A new self-fluffing fabric from Otherlab changes its insulation dynamically in response to temperature -- entirely without a power source.
Researchers at the University of Utah have produced a prototype pair of smart glasses that keep the world in focus by using flexible lenses and piezoelectric pistons.
IEEE Spectrum Webinar: Simulating Graphene-Based Photonic and Optoelectronic Devices - 11 June 2015
Sponsored by COMSOL
Graphene – a material that has just recently been integrated with metamaterials, plasmonic nanoanteannas, waveguides, and photonic crystals - is establishing itself as a versatile and dynamic platform for realizing electrically tunable devices in hybrid nanophotonics and optoelectronics due to its excellent electrical and optical properties. In contrast to a single-layer graphene (SLG) sheet, nanopatterned graphene structures are shown to support highly confined surface plasmon modes that can be electrically tuned and have incredible potential for spatial and temporal light modulation in the mid-infrared range. In this presentation, we guide you through the essential steps of how to simulate such devices using the full potential of COMSOL Multiphysics®, first by starting with the basics of SLG modeling, and then by including approaches to multivariate modeling of the SLG sheets and nanostructured graphene in time and frequency domains.
- Alexander Kildishev, Associate Professor, Birck Nanotechnology Center, School of Electrical and Computer Engineering, Purdue University
- Andrew Strikwerda, Applications Engineer, COMSOL

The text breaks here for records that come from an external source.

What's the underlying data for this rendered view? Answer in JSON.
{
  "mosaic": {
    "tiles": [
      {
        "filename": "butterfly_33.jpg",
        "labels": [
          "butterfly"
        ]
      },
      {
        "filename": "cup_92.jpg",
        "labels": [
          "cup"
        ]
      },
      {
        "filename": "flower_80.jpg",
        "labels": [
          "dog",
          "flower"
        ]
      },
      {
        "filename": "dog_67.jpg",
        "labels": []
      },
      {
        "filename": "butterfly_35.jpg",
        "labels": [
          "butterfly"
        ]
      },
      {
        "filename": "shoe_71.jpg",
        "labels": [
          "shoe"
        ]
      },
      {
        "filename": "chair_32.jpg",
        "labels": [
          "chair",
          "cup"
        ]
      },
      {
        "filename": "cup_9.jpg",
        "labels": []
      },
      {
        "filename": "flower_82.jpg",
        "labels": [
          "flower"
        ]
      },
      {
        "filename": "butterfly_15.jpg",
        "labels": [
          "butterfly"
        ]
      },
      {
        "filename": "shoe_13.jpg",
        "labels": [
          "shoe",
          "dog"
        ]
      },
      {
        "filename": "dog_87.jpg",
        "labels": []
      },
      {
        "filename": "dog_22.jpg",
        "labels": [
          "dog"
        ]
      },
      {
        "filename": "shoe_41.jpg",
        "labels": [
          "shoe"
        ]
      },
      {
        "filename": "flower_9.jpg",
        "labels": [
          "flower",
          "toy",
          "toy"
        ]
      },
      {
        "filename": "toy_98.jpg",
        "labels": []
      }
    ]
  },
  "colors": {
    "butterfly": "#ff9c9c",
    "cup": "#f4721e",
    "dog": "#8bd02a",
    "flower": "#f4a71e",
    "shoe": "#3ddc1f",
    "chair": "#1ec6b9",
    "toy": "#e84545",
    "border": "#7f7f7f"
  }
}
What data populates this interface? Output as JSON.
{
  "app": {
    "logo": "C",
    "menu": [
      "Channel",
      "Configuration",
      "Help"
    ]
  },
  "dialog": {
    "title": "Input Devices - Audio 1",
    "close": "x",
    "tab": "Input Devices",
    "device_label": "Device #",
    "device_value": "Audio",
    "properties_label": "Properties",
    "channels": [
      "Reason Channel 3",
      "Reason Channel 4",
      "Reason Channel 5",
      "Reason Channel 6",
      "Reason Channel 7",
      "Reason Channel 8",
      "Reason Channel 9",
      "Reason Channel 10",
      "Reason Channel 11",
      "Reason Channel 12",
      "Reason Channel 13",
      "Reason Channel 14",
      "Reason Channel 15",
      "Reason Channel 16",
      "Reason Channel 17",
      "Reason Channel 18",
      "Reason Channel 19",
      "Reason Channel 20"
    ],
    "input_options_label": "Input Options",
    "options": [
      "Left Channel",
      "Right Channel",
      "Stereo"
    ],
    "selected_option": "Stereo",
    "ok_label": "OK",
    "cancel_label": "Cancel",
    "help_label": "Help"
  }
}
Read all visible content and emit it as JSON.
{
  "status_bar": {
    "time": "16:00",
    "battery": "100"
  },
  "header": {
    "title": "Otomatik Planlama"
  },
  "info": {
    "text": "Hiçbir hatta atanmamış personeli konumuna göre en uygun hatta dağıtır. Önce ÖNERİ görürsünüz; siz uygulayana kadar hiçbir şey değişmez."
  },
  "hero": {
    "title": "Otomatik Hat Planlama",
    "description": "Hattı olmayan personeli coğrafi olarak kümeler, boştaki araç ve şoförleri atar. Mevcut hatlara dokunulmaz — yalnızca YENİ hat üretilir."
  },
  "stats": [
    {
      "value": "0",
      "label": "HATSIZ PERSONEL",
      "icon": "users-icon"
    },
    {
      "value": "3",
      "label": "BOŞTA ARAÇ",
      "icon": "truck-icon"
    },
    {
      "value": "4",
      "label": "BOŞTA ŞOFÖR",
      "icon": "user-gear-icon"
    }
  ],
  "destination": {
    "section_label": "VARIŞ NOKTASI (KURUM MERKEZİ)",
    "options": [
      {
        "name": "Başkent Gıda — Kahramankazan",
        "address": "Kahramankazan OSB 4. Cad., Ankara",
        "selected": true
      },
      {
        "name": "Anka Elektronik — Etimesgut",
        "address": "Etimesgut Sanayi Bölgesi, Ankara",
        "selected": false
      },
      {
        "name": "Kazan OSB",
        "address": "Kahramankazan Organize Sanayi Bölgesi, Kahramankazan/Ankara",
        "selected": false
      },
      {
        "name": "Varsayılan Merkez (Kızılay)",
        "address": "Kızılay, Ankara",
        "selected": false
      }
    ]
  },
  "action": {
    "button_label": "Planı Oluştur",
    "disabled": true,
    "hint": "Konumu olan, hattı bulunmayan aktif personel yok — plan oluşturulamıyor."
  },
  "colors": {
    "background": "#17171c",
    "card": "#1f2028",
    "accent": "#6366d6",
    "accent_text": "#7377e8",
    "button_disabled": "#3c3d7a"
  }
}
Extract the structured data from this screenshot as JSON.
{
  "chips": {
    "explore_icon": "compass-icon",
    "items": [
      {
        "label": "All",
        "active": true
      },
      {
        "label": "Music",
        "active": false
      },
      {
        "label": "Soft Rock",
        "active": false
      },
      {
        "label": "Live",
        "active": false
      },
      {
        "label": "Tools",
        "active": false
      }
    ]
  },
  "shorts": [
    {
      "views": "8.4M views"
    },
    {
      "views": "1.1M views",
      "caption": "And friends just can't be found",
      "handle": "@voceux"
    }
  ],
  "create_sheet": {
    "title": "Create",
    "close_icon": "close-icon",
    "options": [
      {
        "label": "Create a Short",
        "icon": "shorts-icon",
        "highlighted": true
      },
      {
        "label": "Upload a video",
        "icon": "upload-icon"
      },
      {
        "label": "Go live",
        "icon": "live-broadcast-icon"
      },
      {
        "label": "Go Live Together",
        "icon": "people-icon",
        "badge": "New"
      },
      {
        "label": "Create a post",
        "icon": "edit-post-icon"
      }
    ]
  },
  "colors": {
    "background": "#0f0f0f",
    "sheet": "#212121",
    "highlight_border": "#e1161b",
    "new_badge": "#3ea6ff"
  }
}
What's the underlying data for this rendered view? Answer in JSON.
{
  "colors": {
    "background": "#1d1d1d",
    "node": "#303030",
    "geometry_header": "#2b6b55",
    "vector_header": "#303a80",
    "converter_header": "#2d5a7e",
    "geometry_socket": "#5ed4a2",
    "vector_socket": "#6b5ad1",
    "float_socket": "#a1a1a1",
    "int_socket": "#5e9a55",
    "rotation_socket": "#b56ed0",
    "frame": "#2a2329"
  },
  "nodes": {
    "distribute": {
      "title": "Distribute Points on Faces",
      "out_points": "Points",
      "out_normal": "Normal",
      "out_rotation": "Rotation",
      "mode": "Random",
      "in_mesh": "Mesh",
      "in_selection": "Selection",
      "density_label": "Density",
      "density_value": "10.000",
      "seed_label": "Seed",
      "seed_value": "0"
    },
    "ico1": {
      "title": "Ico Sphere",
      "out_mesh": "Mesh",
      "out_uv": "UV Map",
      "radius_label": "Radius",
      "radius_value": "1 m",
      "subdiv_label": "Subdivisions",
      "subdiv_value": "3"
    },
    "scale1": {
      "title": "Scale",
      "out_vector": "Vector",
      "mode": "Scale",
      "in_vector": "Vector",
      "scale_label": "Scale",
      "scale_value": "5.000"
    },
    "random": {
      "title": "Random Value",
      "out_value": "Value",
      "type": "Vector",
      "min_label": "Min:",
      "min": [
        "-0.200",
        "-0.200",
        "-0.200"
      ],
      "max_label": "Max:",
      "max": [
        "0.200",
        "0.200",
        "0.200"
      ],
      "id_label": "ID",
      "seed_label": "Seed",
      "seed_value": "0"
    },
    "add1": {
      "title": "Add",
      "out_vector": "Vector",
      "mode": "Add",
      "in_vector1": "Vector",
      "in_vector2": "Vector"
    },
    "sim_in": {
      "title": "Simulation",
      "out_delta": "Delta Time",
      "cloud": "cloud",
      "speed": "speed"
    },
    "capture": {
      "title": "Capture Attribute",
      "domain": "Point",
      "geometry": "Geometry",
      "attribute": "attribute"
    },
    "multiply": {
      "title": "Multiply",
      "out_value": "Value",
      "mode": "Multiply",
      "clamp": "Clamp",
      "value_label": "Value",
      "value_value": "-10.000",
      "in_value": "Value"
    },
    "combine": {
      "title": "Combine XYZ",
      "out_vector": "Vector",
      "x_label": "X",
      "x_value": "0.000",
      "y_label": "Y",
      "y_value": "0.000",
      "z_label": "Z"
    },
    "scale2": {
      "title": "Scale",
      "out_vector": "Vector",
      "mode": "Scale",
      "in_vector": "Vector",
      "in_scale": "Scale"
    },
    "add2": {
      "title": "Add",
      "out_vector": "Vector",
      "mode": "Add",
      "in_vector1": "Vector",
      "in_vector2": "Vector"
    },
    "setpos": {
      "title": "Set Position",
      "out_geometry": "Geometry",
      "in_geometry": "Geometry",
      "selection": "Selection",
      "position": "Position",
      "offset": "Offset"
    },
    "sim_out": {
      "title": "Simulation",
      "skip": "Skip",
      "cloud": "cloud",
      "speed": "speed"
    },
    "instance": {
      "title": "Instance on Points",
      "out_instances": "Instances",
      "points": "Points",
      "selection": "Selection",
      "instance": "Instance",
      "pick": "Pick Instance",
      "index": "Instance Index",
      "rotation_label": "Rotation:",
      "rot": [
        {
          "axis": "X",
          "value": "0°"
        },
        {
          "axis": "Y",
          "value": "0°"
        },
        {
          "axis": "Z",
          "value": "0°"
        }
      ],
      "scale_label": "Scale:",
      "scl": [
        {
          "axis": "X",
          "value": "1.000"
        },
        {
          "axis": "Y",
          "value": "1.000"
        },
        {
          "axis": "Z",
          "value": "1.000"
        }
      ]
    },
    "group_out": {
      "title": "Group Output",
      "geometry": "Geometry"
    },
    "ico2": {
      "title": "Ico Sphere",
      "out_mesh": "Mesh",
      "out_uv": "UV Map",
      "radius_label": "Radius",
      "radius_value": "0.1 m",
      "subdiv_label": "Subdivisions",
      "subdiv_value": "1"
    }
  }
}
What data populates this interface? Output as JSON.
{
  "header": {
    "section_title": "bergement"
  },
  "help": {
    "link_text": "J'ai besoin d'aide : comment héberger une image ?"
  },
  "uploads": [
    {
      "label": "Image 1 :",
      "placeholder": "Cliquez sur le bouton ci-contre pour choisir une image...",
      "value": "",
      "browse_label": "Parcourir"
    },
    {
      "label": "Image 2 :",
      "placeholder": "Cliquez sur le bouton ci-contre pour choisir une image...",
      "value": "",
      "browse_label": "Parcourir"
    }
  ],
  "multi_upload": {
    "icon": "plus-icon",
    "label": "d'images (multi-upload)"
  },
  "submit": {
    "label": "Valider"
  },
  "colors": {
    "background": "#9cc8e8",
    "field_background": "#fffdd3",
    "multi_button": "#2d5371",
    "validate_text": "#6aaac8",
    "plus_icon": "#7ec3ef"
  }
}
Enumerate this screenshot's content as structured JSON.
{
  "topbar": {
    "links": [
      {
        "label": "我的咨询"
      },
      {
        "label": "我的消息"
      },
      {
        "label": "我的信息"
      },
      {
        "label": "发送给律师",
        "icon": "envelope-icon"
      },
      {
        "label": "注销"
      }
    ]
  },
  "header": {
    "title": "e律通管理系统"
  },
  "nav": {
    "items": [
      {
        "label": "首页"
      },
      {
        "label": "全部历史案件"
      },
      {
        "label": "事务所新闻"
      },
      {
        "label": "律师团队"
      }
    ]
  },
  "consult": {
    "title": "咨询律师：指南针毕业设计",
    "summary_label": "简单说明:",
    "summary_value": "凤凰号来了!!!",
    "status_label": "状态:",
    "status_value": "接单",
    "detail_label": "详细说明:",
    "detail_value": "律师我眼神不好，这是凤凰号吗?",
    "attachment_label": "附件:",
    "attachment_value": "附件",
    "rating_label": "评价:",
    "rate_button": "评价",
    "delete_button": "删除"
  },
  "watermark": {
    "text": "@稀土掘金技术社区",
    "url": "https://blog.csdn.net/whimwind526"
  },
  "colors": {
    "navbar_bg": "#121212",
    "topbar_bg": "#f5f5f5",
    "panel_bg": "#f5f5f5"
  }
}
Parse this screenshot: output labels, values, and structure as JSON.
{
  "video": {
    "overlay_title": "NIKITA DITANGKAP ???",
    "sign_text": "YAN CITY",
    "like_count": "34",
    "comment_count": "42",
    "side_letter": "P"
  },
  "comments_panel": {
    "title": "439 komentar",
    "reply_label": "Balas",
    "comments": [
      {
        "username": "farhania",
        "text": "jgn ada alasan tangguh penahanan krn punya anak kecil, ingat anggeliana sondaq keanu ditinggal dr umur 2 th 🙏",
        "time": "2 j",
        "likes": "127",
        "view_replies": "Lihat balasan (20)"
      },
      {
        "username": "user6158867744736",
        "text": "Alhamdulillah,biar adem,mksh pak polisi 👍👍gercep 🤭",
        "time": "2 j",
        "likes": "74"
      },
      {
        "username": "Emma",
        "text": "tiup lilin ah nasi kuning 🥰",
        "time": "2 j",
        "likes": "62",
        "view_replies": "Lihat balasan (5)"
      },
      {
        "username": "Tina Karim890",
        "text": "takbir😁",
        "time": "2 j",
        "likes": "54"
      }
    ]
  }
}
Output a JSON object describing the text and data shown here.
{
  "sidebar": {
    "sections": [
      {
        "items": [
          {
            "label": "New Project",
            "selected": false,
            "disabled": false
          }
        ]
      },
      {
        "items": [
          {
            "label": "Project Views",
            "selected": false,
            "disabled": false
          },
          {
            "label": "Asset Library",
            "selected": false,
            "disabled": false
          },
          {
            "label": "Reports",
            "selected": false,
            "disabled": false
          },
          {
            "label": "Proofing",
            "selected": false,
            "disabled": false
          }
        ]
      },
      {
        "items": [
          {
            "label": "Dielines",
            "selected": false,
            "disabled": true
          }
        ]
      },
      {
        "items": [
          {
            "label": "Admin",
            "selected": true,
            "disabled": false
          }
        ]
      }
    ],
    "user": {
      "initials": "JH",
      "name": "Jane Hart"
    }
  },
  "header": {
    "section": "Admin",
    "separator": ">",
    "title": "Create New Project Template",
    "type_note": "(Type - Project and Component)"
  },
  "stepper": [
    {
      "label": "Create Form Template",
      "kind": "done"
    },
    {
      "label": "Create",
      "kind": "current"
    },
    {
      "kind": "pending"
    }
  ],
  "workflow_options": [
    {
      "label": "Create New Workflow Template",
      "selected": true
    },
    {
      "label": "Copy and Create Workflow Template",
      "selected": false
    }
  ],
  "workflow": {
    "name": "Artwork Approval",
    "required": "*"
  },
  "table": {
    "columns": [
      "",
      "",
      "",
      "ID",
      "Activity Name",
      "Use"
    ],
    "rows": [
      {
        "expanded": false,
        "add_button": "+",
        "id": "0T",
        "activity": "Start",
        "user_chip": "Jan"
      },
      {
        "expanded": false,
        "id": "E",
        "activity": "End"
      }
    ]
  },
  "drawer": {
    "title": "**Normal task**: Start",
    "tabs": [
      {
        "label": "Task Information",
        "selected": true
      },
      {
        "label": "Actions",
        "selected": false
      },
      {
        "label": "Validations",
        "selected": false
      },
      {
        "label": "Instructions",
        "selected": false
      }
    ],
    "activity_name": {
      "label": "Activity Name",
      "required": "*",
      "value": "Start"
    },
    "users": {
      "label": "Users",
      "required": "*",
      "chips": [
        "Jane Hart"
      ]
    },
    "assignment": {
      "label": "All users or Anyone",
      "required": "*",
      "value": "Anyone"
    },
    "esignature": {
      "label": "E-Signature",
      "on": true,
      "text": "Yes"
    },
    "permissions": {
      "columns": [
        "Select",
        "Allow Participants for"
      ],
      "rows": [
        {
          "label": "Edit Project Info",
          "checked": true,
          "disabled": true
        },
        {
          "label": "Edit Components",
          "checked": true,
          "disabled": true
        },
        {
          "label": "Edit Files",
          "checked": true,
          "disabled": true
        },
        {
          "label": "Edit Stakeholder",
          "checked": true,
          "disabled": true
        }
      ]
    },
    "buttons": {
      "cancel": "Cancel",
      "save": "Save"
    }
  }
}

Moderated by Dexter Johnson, author of IEEE Spectrum's online blog The Nanoclast
Smart Fabrics and Interactive Textile (SFIT) based systems are conceived as the integration into textile of sensors, actuators, computing, and a power source, with the whole being part of an interactive communication network. Such systems could only be envisaged through a combination of advances in fields as fiber and polymer research, advanced material processing, microelectronics, signals processing, nanotechnologies, and telecommunication.Textile is the common platform where smart materials in the form of fibers are integrated, where the properties of the material are augmented through combination of chemical surfaces processes, and where the structure of the fabric allows the use of redundant sensor configurations Promising recent developments in material processing, device design and system configuration enable the scientific and industrial community to concentrate efforts on the realization of smart textiles This course will discuss the use of textile materials for sensing functions. Textile technology for sensors fabrication will be presented. Methods for characterizations will also be discussed and examples of specific applications will be presented. The course will also provide an overview of future developments.